# Exercise
Nothing but an exact repetition of the listing should be returned.

# Exercise inputs
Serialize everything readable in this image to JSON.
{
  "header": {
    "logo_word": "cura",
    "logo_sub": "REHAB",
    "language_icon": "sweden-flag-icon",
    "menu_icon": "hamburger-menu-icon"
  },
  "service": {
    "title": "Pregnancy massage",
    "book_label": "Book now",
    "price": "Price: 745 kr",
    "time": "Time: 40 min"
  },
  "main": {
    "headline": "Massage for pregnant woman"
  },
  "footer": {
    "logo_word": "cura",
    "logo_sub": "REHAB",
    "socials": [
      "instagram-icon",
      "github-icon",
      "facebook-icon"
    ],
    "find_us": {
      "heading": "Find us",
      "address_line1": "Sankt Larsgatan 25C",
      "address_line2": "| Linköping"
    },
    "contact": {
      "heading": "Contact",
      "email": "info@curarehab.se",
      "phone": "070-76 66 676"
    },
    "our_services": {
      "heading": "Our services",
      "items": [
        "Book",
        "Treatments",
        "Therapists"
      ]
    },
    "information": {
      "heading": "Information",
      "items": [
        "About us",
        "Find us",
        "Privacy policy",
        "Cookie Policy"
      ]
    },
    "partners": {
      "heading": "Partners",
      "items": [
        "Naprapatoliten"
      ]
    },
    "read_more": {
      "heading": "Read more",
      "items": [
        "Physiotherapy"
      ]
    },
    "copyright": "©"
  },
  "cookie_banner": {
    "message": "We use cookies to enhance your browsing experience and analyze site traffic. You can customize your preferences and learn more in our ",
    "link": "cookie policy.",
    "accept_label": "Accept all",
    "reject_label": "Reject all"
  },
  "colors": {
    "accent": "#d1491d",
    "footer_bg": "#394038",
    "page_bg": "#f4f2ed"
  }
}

# Answer to the exercise
Serialize everything readable in this image to JSON.
{
  "header": {
    "logo_word": "cura",
    "logo_sub": "REHAB",
    "language_icon": "sweden-flag-icon",
    "menu_icon": "hamburger-menu-icon"
  },
  "service": {
    "title": "Pregnancy massage",
    "book_label": "Book now",
    "price": "Price: 745 kr",
    "time": "Time: 40 min"
  },
  "main": {
    "headline": "Massage for pregnant woman"
  },
  "footer": {
    "logo_word": "cura",
    "logo_sub": "REHAB",
    "socials": [
      "instagram-icon",
      "github-icon",
      "facebook-icon"
    ],
    "find_us": {
      "heading": "Find us",
      "address_line1": "Sankt Larsgatan 25C",
      "address_line2": "| Linköping"
    },
    "contact": {
      "heading": "Contact",
      "email": "info@curarehab.se",
      "phone": "070-76 66 676"
    },
    "our_services": {
      "heading": "Our services",
      "items": [
        "Book",
        "Treatments",
        "Therapists"
      ]
    },
    "information": {
      "heading": "Information",
      "items": [
        "About us",
        "Find us",
        "Privacy policy",
        "Cookie Policy"
      ]
    },
    "partners": {
      "heading": "Partners",
      "items": [
        "Naprapatoliten"
      ]
    },
    "read_more": {
      "heading": "Read more",
      "items": [
        "Physiotherapy"
      ]
    },
    "copyright": "©"
  },
  "cookie_banner": {
    "message": "We use cookies to enhance your browsing experience and analyze site traffic. You can customize your preferences and learn more in our ",
    "link": "cookie policy.",
    "accept_label": "Accept all",
    "reject_label": "Reject all"
  },
  "colors": {
    "accent": "#d1491d",
    "footer_bg": "#394038",
    "page_bg": "#f4f2ed"
  }
}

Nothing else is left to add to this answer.